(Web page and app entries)
- - -
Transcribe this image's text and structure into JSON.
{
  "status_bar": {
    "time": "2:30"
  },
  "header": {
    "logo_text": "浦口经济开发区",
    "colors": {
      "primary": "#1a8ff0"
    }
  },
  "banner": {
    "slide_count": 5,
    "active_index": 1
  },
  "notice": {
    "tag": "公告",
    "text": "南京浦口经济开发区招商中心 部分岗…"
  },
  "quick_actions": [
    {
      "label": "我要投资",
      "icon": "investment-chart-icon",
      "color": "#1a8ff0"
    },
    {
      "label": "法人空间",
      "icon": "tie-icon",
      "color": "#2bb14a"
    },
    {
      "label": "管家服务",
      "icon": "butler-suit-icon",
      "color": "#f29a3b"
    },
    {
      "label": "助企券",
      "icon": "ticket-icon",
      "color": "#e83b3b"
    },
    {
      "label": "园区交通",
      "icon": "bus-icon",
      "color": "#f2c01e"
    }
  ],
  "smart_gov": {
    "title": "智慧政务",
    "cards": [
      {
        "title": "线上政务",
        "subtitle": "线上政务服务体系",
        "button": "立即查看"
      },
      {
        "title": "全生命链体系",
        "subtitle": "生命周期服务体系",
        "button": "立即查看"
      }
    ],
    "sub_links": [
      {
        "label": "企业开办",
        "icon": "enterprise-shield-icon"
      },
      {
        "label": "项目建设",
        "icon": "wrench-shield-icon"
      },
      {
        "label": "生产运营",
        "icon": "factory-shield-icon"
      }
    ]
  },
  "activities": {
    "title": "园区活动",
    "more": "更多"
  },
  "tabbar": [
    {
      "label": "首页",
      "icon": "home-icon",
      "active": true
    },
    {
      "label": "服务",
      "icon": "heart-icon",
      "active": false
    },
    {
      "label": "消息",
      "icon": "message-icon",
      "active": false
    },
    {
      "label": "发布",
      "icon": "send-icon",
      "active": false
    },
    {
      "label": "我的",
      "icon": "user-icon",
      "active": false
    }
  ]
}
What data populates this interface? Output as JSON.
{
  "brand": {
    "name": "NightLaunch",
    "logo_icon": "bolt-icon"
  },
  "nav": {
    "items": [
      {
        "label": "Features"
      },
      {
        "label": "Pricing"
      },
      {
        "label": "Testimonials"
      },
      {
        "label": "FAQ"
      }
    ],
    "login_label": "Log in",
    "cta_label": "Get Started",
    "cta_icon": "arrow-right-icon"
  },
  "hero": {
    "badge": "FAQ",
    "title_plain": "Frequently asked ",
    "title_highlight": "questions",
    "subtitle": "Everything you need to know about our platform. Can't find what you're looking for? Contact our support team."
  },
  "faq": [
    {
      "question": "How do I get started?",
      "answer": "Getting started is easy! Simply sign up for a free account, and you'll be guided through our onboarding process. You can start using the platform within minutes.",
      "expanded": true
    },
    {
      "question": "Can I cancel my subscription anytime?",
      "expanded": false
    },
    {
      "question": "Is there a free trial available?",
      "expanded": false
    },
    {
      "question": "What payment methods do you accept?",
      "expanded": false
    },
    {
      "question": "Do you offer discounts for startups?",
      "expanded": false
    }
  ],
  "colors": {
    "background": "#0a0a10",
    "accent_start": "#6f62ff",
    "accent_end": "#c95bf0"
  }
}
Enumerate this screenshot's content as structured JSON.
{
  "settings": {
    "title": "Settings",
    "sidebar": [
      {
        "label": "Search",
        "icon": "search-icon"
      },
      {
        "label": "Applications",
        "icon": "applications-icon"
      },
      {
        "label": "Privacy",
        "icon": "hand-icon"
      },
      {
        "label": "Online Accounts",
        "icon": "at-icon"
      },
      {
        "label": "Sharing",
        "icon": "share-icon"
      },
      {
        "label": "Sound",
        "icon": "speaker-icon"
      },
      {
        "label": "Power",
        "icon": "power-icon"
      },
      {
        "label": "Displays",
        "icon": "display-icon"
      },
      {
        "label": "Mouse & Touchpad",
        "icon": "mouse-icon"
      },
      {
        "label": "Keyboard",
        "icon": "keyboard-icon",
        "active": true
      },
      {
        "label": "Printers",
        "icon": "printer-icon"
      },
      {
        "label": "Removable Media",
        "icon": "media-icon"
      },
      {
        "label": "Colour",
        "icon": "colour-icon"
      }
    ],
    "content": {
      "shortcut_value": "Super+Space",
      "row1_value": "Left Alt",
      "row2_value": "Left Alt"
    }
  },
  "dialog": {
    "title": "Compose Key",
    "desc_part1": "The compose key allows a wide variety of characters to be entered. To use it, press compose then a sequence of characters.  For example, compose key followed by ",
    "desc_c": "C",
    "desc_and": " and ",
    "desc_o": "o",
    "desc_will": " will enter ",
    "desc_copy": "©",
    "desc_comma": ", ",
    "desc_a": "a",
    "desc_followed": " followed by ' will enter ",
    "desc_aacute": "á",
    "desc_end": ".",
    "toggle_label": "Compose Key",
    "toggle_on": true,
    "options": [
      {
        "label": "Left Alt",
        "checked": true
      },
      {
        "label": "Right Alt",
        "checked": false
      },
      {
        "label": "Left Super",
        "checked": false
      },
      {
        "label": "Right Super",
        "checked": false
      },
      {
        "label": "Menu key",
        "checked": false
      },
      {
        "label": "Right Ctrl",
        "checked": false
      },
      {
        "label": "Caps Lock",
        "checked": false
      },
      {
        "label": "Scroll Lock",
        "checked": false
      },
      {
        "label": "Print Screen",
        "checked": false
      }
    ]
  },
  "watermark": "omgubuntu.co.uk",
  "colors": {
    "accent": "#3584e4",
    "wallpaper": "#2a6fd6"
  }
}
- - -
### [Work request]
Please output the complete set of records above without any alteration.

### [Task response]
Transcribe this image's text and structure into JSON.
{
  "status_bar": {
    "time": "2:30"
  },
  "header": {
    "logo_text": "浦口经济开发区",
    "colors": {
      "primary": "#1a8ff0"
    }
  },
  "banner": {
    "slide_count": 5,
    "active_index": 1
  },
  "notice": {
    "tag": "公告",
    "text": "南京浦口经济开发区招商中心 部分岗…"
  },
  "quick_actions": [
    {
      "label": "我要投资",
      "icon": "investment-chart-icon",
      "color": "#1a8ff0"
    },
    {
      "label": "法人空间",
      "icon": "tie-icon",
      "color": "#2bb14a"
    },
    {
      "label": "管家服务",
      "icon": "butler-suit-icon",
      "color": "#f29a3b"
    },
    {
      "label": "助企券",
      "icon": "ticket-icon",
      "color": "#e83b3b"
    },
    {
      "label": "园区交通",
      "icon": "bus-icon",
      "color": "#f2c01e"
    }
  ],
  "smart_gov": {
    "title": "智慧政务",
    "cards": [
      {
        "title": "线上政务",
        "subtitle": "线上政务服务体系",
        "button": "立即查看"
      },
      {
        "title": "全生命链体系",
        "subtitle": "生命周期服务体系",
        "button": "立即查看"
      }
    ],
    "sub_links": [
      {
        "label": "企业开办",
        "icon": "enterprise-shield-icon"
      },
      {
        "label": "项目建设",
        "icon": "wrench-shield-icon"
      },
      {
        "label": "生产运营",
        "icon": "factory-shield-icon"
      }
    ]
  },
  "activities": {
    "title": "园区活动",
    "more": "更多"
  },
  "tabbar": [
    {
      "label": "首页",
      "icon": "home-icon",
      "active": true
    },
    {
      "label": "服务",
      "icon": "heart-icon",
      "active": false
    },
    {
      "label": "消息",
      "icon": "message-icon",
      "active": false
    },
    {
      "label": "发布",
      "icon": "send-icon",
      "active": false
    },
    {
      "label": "我的",
      "icon": "user-icon",
      "active": false
    }
  ]
}
What data populates this interface? Output as JSON.
{
  "brand": {
    "name": "NightLaunch",
    "logo_icon": "bolt-icon"
  },
  "nav": {
    "items": [
      {
        "label": "Features"
      },
      {
        "label": "Pricing"
      },
      {
        "label": "Testimonials"
      },
      {
        "label": "FAQ"
      }
    ],
    "login_label": "Log in",
    "cta_label": "Get Started",
    "cta_icon": "arrow-right-icon"
  },
  "hero": {
    "badge": "FAQ",
    "title_plain": "Frequently asked ",
    "title_highlight": "questions",
    "subtitle": "Everything you need to know about our platform. Can't find what you're looking for? Contact our support team."
  },
  "faq": [
    {
      "question": "How do I get started?",
      "answer": "Getting started is easy! Simply sign up for a free account, and you'll be guided through our onboarding process. You can start using the platform within minutes.",
      "expanded": true
    },
    {
      "question": "Can I cancel my subscription anytime?",
      "expanded": false
    },
    {
      "question": "Is there a free trial available?",
      "expanded": false
    },
    {
      "question": "What payment methods do you accept?",
      "expanded": false
    },
    {
      "question": "Do you offer discounts for startups?",
      "expanded": false
    }
  ],
  "colors": {
    "background": "#0a0a10",
    "accent_start": "#6f62ff",
    "accent_end": "#c95bf0"
  }
}
Enumerate this screenshot's content as structured JSON.
{
  "settings": {
    "title": "Settings",
    "sidebar": [
      {
        "label": "Search",
        "icon": "search-icon"
      },
      {
        "label": "Applications",
        "icon": "applications-icon"
      },
      {
        "label": "Privacy",
        "icon": "hand-icon"
      },
      {
        "label": "Online Accounts",
        "icon": "at-icon"
      },
      {
        "label": "Sharing",
        "icon": "share-icon"
      },
      {
        "label": "Sound",
        "icon": "speaker-icon"
      },
      {
        "label": "Power",
        "icon": "power-icon"
      },
      {
        "label": "Displays",
        "icon": "display-icon"
      },
      {
        "label": "Mouse & Touchpad",
        "icon": "mouse-icon"
      },
      {
        "label": "Keyboard",
        "icon": "keyboard-icon",
        "active": true
      },
      {
        "label": "Printers",
        "icon": "printer-icon"
      },
      {
        "label": "Removable Media",
        "icon": "media-icon"
      },
      {
        "label": "Colour",
        "icon": "colour-icon"
      }
    ],
    "content": {
      "shortcut_value": "Super+Space",
      "row1_value": "Left Alt",
      "row2_value": "Left Alt"
    }
  },
  "dialog": {
    "title": "Compose Key",
    "desc_part1": "The compose key allows a wide variety of characters to be entered. To use it, press compose then a sequence of characters.  For example, compose key followed by ",
    "desc_c": "C",
    "desc_and": " and ",
    "desc_o": "o",
    "desc_will": " will enter ",
    "desc_copy": "©",
    "desc_comma": ", ",
    "desc_a": "a",
    "desc_followed": " followed by ' will enter ",
    "desc_aacute": "á",
    "desc_end": ".",
    "toggle_label": "Compose Key",
    "toggle_on": true,
    "options": [
      {
        "label": "Left Alt",
        "checked": true
      },
      {
        "label": "Right Alt",
        "checked": false
      },
      {
        "label": "Left Super",
        "checked": false
      },
      {
        "label": "Right Super",
        "checked": false
      },
      {
        "label": "Menu key",
        "checked": false
      },
      {
        "label": "Right Ctrl",
        "checked": false
      },
      {
        "label": "Caps Lock",
        "checked": false
      },
      {
        "label": "Scroll Lock",
        "checked": false
      },
      {
        "label": "Print Screen",
        "checked": false
      }
    ]
  },
  "watermark": "omgubuntu.co.uk",
  "colors": {
    "accent": "#3584e4",
    "wallpaper": "#2a6fd6"
  }
}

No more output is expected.